NGN ran into other issues with their ad sales model. You see, NGN sold advertisements themselves and didn't succeed in developing other channels for 3rd party commissioned media buying agencies. The main source for interested advertisers were local mom and pop shops that were in a nearby location of the 7-Eleven. NGN sold to these advertisers in the beginning from their 12 regional sales offices, but were losing money on these tiny media buys. Hungry for greater revenue for the sales labor expended, it was determined by executives at NGN that they would just go after the big advertisers. NGN decided they would not support mom and pop advertisers and the sales team was chartered to secure a few contracts with national advertisers (i.e. Coke, Pepsi etc) at a fee that would build the ROI needed to maintain NGN. We believe you can have a mix of local and national advertisers with the proper planning and partnerships.

Fast forward to November 2000. The roaring 90's were over and the IPO was withdrawn due to incredibly bad stock market timing and the poor overall health of the technology sector. The much hoped for $115 million IPO was nothing more than a fast fading dream. Without the IPO dollars, NGN was forced to seek out other sources of funding. Eventually, an additional $30 million in private financing was promised from Caisse du Depot (CDP). If CDP had followed through with all the promised installments, the total funding committed to NGN would have hit $126 million. Instead, CDP pulled the plug in October 2001, rather than following through with the full amount.

NGN could not maintain their business model and the company liquidated. Regal Cinemedia purchased all of the assets and the proprietary technology from NGN. This is the end of the story. FYI - NGN had proprietary technology that was ahead of its time for the late 90's. The technology met the requirements back then, but probably couldn't compete with the likes of Webpavement and other digital signage vendors that survived the market and are still around today.

We are interested in receiving a copy of Jeff Porter of Scala's workshop on the Top 10 Best (and Worst) Digital Signage Deployments. Jeff will be talking about these at the digital retailing expo.


Digital signage said...

super cool blog...
nice and informative too

Marco said...

Wow! Great accounting of the story. I worked at NGN developing the Hispanic part of the business.
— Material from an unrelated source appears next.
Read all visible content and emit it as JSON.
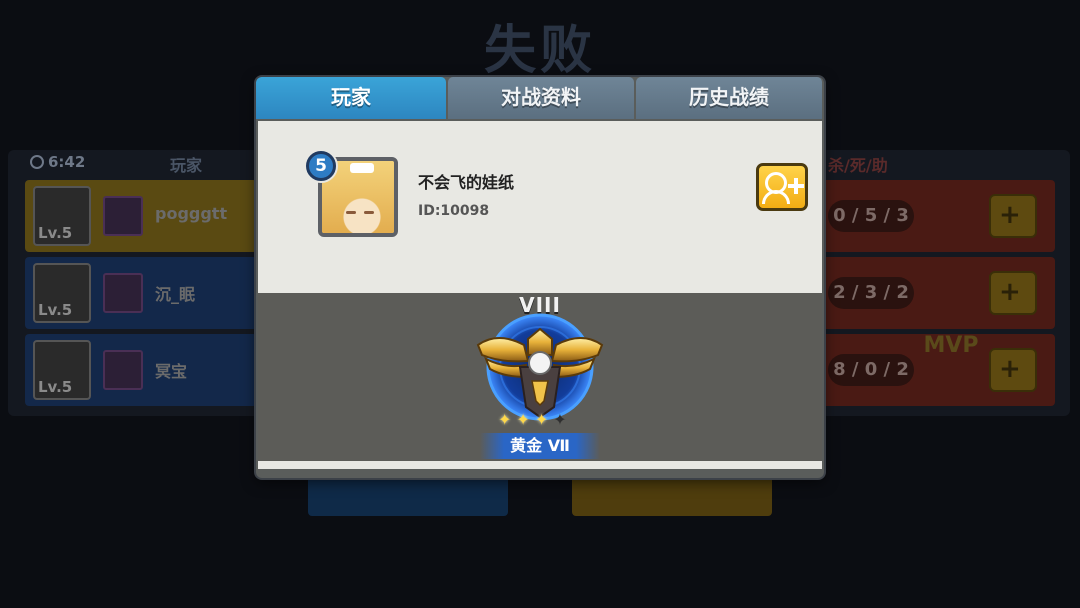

I segmented the 7eleven network and then added new c-stores with high concentrations of Latinos. I also developed partnerships for content and oversaw the sales team. Tough sale, because you said: it was ahead of its time.